Activity: From the data below, return all lines holding the string "Slot".

[Data extracted from a collection]
'''
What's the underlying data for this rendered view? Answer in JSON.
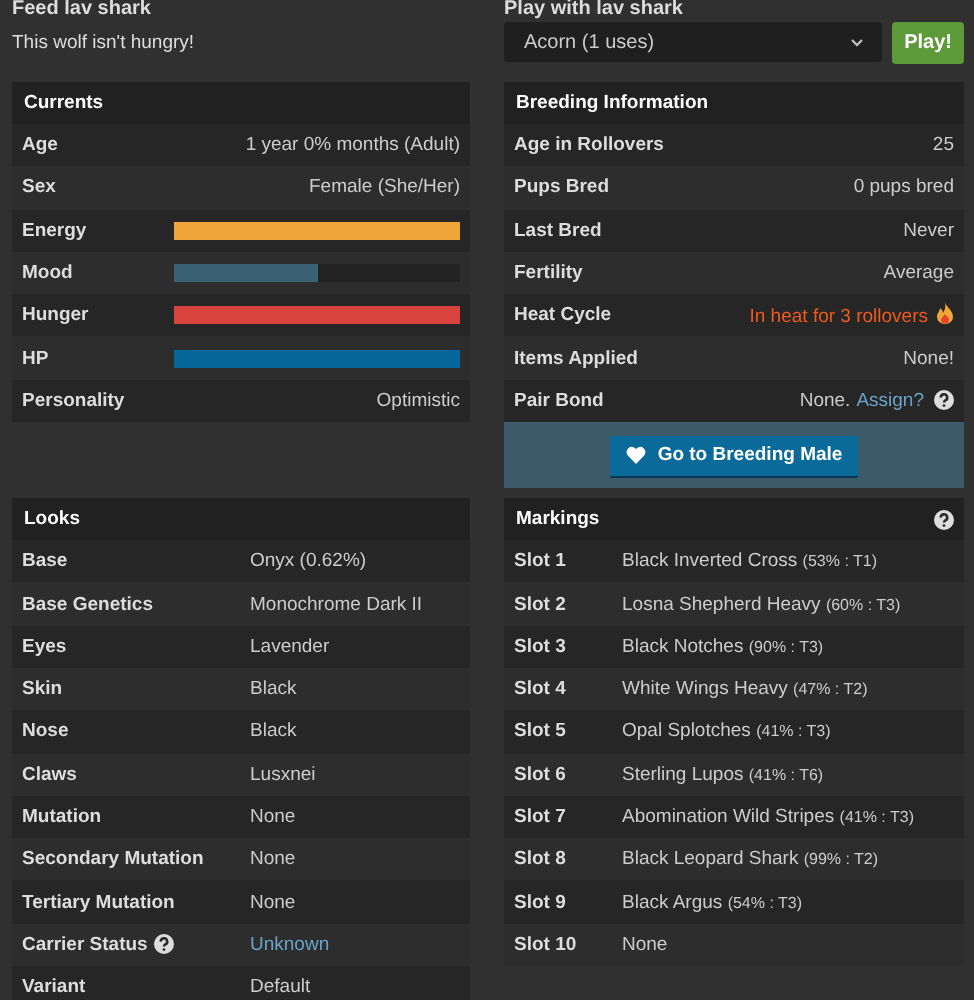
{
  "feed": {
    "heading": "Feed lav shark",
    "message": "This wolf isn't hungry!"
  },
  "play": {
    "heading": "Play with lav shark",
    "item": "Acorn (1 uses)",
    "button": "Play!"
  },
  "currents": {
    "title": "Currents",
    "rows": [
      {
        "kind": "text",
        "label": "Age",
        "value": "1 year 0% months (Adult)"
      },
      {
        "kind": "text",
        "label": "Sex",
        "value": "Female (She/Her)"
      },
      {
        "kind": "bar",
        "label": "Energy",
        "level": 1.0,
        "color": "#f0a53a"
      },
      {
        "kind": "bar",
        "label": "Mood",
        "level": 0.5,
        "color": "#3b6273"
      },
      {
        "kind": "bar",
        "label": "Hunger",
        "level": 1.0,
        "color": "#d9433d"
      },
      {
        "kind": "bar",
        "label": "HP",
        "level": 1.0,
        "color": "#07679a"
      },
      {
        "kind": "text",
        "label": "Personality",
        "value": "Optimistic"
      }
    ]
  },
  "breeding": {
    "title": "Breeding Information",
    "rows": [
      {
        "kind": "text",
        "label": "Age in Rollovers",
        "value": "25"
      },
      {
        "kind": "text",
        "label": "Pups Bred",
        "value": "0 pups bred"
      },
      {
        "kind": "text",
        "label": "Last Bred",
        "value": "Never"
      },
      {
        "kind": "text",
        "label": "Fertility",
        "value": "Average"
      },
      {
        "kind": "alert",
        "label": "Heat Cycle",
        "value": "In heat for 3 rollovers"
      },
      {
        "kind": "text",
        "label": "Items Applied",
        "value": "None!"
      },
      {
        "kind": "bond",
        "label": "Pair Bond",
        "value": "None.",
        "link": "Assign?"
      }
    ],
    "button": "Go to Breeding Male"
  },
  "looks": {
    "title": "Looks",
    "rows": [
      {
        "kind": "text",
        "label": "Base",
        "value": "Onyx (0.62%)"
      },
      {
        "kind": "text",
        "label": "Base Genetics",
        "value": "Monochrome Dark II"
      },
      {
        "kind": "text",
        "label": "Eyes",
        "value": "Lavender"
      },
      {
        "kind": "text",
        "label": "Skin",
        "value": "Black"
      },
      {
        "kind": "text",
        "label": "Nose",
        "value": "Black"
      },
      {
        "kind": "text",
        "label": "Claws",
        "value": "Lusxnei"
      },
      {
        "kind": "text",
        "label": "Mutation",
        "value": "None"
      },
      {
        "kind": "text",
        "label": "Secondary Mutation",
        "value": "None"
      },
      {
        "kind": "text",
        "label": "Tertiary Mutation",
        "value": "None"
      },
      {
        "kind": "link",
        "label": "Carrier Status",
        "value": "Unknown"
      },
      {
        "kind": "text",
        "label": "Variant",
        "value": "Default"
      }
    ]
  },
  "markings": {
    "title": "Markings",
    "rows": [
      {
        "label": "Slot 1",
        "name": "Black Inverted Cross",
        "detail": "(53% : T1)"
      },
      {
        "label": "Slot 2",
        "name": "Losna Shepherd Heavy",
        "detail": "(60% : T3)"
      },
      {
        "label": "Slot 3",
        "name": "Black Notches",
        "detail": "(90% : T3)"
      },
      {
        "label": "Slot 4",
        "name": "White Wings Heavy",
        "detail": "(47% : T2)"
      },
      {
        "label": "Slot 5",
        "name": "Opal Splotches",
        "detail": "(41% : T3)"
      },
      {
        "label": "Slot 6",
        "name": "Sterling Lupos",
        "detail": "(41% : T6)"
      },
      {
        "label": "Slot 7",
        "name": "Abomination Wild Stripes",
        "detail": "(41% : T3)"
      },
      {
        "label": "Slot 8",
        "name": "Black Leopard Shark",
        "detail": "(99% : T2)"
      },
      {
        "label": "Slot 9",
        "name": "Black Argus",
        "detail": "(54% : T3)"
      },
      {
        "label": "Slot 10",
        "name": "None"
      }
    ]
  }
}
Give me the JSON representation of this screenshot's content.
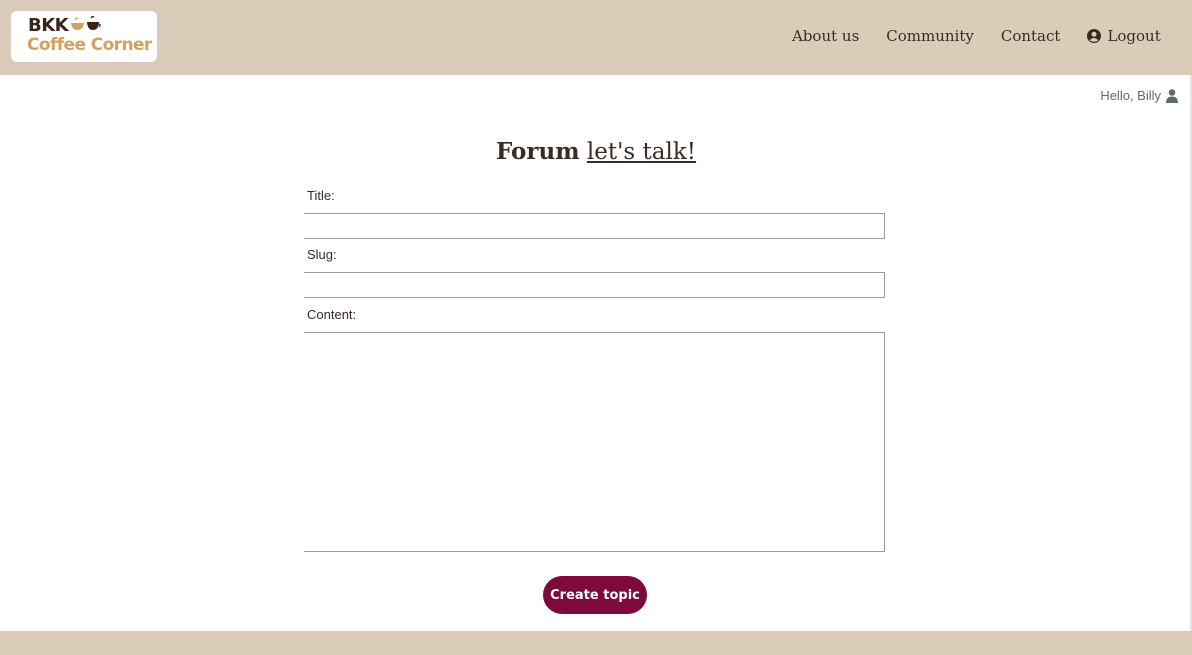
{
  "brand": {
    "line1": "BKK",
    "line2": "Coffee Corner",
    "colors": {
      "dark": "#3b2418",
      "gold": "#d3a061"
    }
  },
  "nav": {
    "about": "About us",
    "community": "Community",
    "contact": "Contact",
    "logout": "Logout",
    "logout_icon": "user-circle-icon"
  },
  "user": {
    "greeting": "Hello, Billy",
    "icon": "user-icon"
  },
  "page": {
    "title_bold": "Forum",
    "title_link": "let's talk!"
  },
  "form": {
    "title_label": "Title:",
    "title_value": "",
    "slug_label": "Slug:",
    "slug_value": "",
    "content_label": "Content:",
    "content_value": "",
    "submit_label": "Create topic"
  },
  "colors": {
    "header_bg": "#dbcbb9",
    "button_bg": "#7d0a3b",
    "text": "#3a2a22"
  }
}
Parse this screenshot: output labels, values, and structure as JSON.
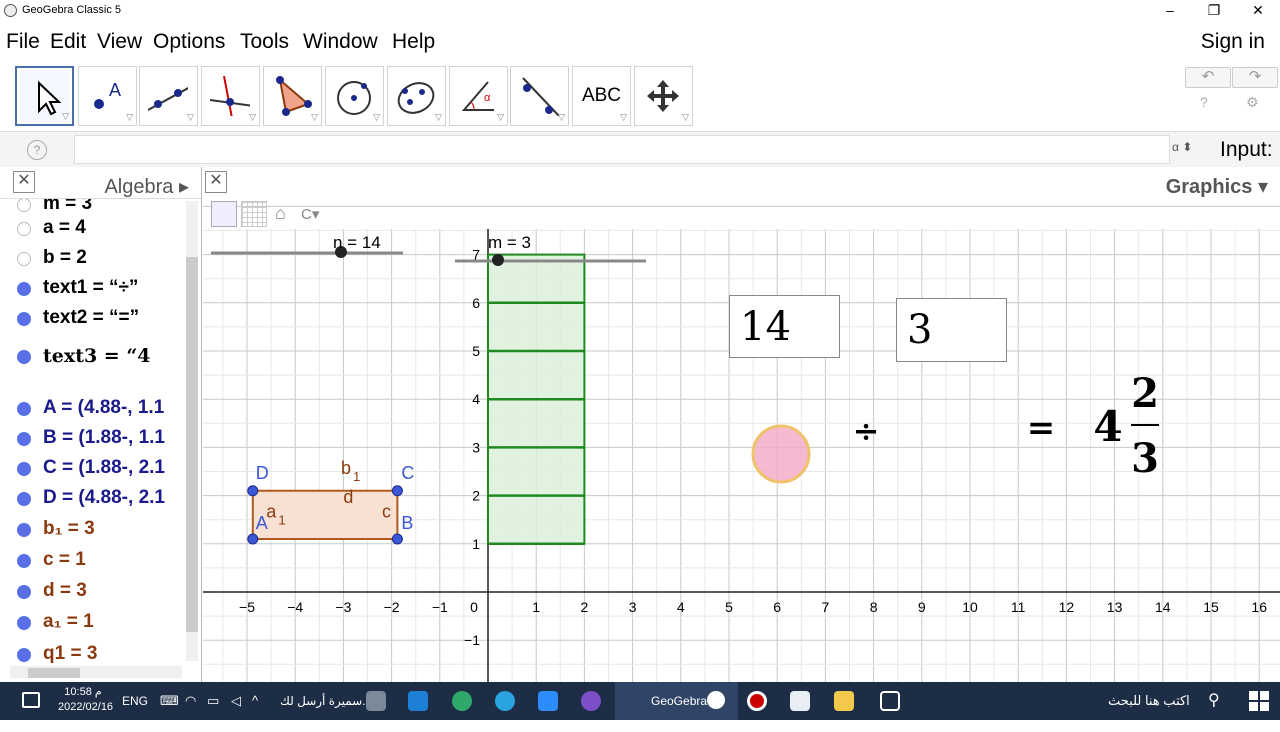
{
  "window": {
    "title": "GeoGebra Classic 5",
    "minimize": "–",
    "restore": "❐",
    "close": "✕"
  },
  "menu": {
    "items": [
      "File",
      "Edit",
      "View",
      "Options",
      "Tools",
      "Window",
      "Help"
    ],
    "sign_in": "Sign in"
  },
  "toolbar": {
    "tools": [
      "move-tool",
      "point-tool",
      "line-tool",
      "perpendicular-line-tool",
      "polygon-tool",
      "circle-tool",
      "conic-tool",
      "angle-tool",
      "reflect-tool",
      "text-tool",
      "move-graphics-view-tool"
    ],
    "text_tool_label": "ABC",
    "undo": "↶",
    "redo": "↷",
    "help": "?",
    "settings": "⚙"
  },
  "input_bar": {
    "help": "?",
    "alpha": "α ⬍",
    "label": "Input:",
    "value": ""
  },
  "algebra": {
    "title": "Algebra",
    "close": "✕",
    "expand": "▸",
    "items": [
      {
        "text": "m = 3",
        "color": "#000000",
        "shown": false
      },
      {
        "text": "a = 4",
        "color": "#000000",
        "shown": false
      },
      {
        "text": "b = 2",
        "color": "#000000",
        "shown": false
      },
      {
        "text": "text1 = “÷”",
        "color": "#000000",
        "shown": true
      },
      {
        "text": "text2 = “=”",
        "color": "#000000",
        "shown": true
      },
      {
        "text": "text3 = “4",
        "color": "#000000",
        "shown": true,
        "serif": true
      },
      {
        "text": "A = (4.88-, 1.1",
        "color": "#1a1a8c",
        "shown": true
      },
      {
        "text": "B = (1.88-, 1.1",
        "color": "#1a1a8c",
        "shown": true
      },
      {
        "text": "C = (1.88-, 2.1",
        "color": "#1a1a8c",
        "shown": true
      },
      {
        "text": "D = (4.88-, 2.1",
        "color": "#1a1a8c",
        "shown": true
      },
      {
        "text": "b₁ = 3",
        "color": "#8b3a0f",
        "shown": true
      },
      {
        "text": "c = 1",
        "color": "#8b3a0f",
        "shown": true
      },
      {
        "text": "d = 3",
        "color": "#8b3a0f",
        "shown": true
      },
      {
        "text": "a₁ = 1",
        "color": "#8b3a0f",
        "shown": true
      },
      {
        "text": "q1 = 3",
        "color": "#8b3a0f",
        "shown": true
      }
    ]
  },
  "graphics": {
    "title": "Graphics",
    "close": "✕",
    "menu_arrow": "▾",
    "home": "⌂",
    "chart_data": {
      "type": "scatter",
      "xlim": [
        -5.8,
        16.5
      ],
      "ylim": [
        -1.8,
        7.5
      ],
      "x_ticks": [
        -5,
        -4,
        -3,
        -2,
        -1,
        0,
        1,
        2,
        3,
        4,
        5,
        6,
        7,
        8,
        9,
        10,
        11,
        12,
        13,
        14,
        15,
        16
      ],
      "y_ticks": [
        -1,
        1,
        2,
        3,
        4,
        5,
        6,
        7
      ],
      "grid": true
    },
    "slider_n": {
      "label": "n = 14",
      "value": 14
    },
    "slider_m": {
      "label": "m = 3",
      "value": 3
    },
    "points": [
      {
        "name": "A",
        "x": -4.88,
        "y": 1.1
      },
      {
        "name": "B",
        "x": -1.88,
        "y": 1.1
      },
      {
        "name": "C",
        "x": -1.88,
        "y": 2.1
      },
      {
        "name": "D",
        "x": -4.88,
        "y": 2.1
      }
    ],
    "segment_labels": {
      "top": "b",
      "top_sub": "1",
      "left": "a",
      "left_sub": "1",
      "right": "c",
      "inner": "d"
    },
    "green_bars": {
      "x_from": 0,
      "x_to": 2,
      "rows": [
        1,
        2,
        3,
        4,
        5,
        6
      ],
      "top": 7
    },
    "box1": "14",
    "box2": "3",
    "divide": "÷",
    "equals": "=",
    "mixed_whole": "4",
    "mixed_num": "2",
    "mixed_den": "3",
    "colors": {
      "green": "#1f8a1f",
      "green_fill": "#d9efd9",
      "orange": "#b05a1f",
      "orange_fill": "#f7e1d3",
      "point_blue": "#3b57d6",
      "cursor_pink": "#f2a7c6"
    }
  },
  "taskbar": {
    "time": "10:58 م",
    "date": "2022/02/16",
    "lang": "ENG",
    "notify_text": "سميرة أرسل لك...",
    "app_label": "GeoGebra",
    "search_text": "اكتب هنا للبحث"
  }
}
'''
Task answer:
        "label": "Slot 1",
        "label": "Slot 2",
        "label": "Slot 3",
        "label": "Slot 4",
        "label": "Slot 5",
        "label": "Slot 6",
        "label": "Slot 7",
        "label": "Slot 8",
        "label": "Slot 9",
        "label": "Slot 10",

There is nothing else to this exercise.